** What to work on **
Look through the material below and report every line that includes "tabs".

BEGIN

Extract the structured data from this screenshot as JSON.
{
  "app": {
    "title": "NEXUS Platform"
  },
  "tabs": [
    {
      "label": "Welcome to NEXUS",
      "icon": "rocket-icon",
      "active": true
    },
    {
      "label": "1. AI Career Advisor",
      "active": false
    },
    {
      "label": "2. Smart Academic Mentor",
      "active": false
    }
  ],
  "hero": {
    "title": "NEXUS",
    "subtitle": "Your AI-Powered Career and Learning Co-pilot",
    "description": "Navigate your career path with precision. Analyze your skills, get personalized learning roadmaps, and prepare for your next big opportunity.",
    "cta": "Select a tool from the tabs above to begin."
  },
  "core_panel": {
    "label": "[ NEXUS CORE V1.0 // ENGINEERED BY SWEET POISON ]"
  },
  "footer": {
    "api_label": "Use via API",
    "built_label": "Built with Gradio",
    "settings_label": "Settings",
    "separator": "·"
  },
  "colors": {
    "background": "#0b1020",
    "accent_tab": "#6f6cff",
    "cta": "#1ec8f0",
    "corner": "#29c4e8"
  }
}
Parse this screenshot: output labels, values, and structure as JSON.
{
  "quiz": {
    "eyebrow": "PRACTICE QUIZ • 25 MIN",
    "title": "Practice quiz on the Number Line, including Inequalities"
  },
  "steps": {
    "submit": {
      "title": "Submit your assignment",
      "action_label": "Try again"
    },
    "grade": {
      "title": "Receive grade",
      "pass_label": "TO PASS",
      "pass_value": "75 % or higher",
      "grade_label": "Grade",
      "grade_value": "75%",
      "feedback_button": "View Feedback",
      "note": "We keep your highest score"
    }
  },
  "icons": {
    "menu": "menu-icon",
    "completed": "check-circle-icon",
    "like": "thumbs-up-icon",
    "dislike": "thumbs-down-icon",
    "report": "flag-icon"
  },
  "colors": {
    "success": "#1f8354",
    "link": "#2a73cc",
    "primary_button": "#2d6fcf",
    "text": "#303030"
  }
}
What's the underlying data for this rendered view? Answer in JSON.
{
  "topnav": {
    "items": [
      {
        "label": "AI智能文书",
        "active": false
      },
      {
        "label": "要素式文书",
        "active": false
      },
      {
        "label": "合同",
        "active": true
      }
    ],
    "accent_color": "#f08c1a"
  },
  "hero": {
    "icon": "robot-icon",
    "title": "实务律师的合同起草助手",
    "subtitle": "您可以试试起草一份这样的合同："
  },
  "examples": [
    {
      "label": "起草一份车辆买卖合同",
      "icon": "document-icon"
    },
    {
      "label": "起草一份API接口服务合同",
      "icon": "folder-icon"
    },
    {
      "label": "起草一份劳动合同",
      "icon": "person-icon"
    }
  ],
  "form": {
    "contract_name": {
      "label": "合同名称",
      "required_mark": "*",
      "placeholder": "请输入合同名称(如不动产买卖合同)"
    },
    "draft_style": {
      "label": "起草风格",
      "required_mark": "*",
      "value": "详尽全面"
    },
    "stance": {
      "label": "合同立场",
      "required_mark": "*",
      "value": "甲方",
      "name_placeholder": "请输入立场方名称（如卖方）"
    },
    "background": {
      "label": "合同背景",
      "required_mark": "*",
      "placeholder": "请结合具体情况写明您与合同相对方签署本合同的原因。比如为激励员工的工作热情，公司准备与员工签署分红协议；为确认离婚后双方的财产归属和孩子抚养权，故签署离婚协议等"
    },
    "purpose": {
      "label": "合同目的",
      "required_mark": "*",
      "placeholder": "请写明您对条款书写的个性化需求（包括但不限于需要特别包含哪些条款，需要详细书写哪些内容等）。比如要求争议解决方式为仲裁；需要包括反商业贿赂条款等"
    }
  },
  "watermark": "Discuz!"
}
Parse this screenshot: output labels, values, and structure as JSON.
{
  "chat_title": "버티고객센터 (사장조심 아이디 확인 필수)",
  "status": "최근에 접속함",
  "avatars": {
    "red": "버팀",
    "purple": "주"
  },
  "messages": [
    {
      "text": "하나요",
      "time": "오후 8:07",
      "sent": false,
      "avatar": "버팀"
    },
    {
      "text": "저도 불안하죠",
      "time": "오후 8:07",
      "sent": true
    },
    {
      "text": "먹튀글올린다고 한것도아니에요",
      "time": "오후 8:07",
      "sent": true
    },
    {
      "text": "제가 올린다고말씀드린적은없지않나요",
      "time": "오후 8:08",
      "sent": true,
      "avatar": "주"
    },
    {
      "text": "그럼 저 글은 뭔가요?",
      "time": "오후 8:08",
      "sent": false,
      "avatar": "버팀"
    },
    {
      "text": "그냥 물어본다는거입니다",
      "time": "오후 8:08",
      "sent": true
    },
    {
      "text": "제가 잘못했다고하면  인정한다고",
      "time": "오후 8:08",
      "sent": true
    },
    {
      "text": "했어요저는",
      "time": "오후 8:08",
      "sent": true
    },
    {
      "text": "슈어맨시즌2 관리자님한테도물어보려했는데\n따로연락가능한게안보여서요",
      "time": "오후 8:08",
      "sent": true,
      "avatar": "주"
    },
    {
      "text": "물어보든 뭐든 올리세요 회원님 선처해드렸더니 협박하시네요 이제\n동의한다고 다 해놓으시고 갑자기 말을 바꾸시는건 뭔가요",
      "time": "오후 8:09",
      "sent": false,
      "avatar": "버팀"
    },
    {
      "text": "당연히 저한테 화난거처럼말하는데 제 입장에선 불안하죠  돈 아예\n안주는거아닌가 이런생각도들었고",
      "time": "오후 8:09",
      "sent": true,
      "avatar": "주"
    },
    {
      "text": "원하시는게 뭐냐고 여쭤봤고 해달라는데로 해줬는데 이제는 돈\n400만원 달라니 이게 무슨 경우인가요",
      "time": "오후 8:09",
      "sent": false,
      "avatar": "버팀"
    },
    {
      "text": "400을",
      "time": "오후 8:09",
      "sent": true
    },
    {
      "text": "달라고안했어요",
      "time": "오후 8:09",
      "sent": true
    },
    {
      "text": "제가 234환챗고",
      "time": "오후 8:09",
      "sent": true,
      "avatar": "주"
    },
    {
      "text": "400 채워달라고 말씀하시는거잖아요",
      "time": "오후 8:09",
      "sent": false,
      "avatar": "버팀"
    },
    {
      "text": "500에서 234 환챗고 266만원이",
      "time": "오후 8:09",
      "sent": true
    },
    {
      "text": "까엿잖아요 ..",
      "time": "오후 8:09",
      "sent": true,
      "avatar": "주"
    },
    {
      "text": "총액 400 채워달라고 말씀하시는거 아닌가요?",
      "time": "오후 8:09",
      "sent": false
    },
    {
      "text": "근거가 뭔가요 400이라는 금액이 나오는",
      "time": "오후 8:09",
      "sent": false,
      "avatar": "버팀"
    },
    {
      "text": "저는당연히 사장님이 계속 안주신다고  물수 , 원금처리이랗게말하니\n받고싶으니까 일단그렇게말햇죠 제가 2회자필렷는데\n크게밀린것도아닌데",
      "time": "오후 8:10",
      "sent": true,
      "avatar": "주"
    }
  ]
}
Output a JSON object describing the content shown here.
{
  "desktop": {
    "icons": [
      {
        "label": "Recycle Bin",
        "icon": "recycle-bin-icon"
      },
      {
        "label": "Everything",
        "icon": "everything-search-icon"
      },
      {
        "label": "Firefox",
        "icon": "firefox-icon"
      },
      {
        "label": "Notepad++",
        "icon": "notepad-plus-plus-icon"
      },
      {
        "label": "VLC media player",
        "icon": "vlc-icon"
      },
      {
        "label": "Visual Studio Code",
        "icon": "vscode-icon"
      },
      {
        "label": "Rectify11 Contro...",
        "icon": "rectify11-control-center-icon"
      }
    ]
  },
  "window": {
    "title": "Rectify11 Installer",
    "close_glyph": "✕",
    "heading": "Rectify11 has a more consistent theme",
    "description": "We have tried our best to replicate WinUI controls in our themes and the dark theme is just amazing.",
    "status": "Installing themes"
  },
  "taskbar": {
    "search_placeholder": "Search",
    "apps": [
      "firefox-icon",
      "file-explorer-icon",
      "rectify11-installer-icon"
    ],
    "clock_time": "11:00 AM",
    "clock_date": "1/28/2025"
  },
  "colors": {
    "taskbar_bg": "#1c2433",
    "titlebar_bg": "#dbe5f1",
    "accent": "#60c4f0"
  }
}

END

** Written reply **
  "tabs": [
    "cta": "Select a tool from the tabs above to begin."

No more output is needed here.